With all the hoopla surrounding energy and making it clean and renewable, one oft forgotten source, the sea, is getting its fair chance again thanks to Tidal Lagoon Power. The company is set to build six total structures, with four alone being located in Wales. These plants will harness powerful coastal tides and eventually generate up to eight percent of the total power in the UK.
Backed by energy secretary Ed Davey, the company has already started working on a £1 billion plant in Swansea. Despite it being one of the smallest installations, the lagoon will cover five miles across and two miles of sea. Not only will this lagoon provide power, but a nice destination for locals. As tidal levels rise and fall throughout the day, the large space of water will drive turbines set into the walls of the lagoon.
The £30 billion investment needed to build these lagoons will be met by tax payers, as the UK is keen on backing renewable energy sources. Beyond Swansea, in Wales, Cardiff, Newport, and Colwyn Bay will host the lagoons. Outside of Wales, lagoons will be built in Bridgewater Bay, Somerset, and West Cumbria.
With the high predictability of sea movements, tidal power has a promising future, so long as we have no crazy lunar events. This differs from wind turbines which can stall on calmer days, or solar panels that only achieve maximum output on sunny days. The only resistance so far comes from marine experts, one in particular being fish sucked into the turbines. However, Tidal Lagoon Power feels the opposite, that the lagoons will create artificial reefs, thus benefiting local ecosystems.

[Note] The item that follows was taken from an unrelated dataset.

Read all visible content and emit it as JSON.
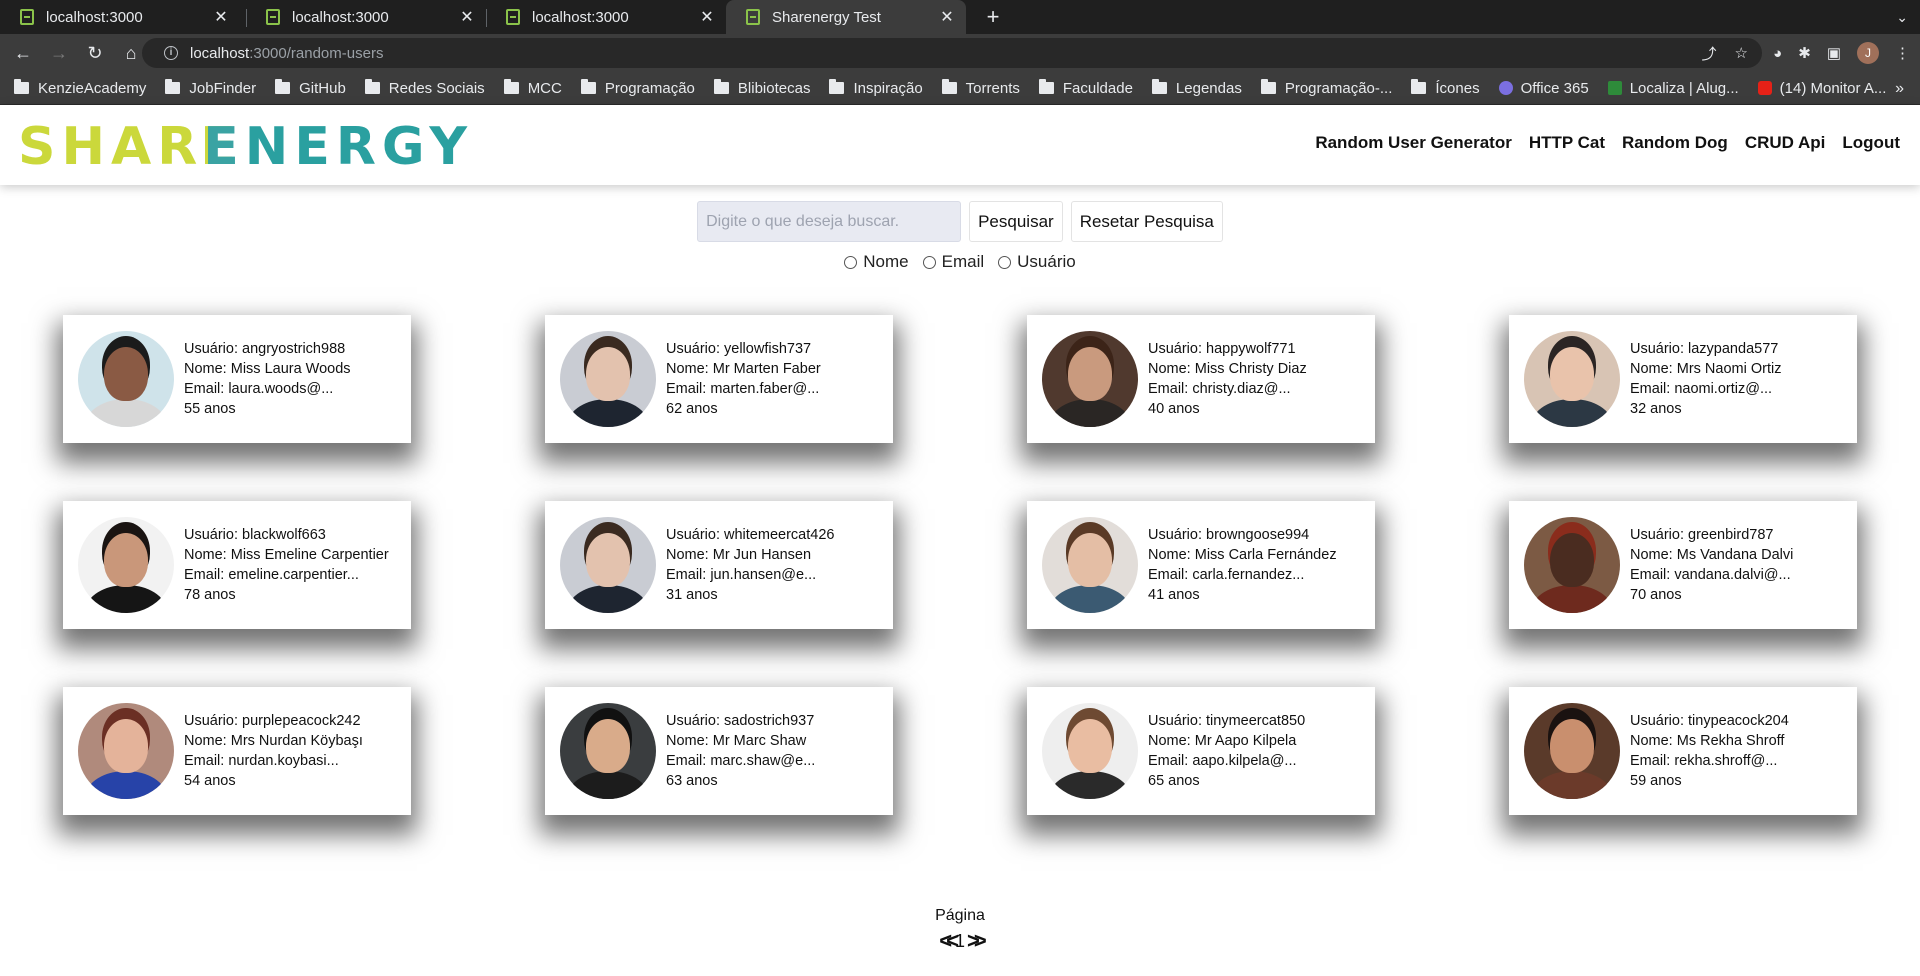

When it comes to how much to charge for the electricity, the estimated price for the plant in Cardiff is £90-£95 per MWh, which is on par with what the nuclear station in Hinkley charges, £92.50. With these lagoons lasting for up to 120 years, and having very low risk factors, the UK government just might have struck gold.